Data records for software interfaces

============

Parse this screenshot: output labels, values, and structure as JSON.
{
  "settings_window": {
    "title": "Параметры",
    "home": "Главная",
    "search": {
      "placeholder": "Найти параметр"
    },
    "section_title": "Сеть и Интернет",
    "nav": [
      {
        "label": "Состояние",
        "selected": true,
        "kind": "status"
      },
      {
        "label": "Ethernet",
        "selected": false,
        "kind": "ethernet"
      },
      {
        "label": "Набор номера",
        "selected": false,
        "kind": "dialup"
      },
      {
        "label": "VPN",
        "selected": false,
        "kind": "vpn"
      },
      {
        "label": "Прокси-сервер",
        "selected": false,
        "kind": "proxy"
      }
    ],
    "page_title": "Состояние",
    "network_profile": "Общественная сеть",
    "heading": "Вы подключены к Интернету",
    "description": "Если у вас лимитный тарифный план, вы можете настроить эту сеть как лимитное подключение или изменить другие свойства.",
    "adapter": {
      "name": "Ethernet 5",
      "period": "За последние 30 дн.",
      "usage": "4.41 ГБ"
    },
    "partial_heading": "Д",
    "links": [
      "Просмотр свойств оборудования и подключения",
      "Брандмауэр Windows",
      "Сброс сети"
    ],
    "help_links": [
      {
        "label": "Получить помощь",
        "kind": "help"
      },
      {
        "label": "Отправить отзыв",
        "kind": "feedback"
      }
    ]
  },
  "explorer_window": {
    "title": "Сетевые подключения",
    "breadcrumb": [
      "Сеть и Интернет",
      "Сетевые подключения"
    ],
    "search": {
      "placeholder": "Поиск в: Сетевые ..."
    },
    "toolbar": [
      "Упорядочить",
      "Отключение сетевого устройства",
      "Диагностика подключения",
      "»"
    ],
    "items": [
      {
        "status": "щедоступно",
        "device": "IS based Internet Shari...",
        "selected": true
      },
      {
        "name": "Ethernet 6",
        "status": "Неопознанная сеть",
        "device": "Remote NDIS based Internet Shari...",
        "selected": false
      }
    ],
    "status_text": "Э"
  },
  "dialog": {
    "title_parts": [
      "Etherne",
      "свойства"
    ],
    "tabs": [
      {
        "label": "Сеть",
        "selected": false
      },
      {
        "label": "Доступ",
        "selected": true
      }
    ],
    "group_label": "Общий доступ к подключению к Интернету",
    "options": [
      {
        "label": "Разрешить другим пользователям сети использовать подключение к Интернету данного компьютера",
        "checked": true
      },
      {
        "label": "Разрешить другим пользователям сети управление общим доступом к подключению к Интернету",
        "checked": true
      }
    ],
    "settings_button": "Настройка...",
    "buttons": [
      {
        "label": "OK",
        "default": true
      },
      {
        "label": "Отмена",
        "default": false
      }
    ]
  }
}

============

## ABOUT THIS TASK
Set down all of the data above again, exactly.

## TASK OUTPUT
Parse this screenshot: output labels, values, and structure as JSON.
{
  "settings_window": {
    "title": "Параметры",
    "home": "Главная",
    "search": {
      "placeholder": "Найти параметр"
    },
    "section_title": "Сеть и Интернет",
    "nav": [
      {
        "label": "Состояние",
        "selected": true,
        "kind": "status"
      },
      {
        "label": "Ethernet",
        "selected": false,
        "kind": "ethernet"
      },
      {
        "label": "Набор номера",
        "selected": false,
        "kind": "dialup"
      },
      {
        "label": "VPN",
        "selected": false,
        "kind": "vpn"
      },
      {
        "label": "Прокси-сервер",
        "selected": false,
        "kind": "proxy"
      }
    ],
    "page_title": "Состояние",
    "network_profile": "Общественная сеть",
    "heading": "Вы подключены к Интернету",
    "description": "Если у вас лимитный тарифный план, вы можете настроить эту сеть как лимитное подключение или изменить другие свойства.",
    "adapter": {
      "name": "Ethernet 5",
      "period": "За последние 30 дн.",
      "usage": "4.41 ГБ"
    },
    "partial_heading": "Д",
    "links": [
      "Просмотр свойств оборудования и подключения",
      "Брандмауэр Windows",
      "Сброс сети"
    ],
    "help_links": [
      {
        "label": "Получить помощь",
        "kind": "help"
      },
      {
        "label": "Отправить отзыв",
        "kind": "feedback"
      }
    ]
  },
  "explorer_window": {
    "title": "Сетевые подключения",
    "breadcrumb": [
      "Сеть и Интернет",
      "Сетевые подключения"
    ],
    "search": {
      "placeholder": "Поиск в: Сетевые ..."
    },
    "toolbar": [
      "Упорядочить",
      "Отключение сетевого устройства",
      "Диагностика подключения",
      "»"
    ],
    "items": [
      {
        "status": "щедоступно",
        "device": "IS based Internet Shari...",
        "selected": true
      },
      {
        "name": "Ethernet 6",
        "status": "Неопознанная сеть",
        "device": "Remote NDIS based Internet Shari...",
        "selected": false
      }
    ],
    "status_text": "Э"
  },
  "dialog": {
    "title_parts": [
      "Etherne",
      "свойства"
    ],
    "tabs": [
      {
        "label": "Сеть",
        "selected": false
      },
      {
        "label": "Доступ",
        "selected": true
      }
    ],
    "group_label": "Общий доступ к подключению к Интернету",
    "options": [
      {
        "label": "Разрешить другим пользователям сети использовать подключение к Интернету данного компьютера",
        "checked": true
      },
      {
        "label": "Разрешить другим пользователям сети управление общим доступом к подключению к Интернету",
        "checked": true
      }
    ],
    "settings_button": "Настройка...",
    "buttons": [
      {
        "label": "OK",
        "default": true
      },
      {
        "label": "Отмена",
        "default": false
      }
    ]
  }
}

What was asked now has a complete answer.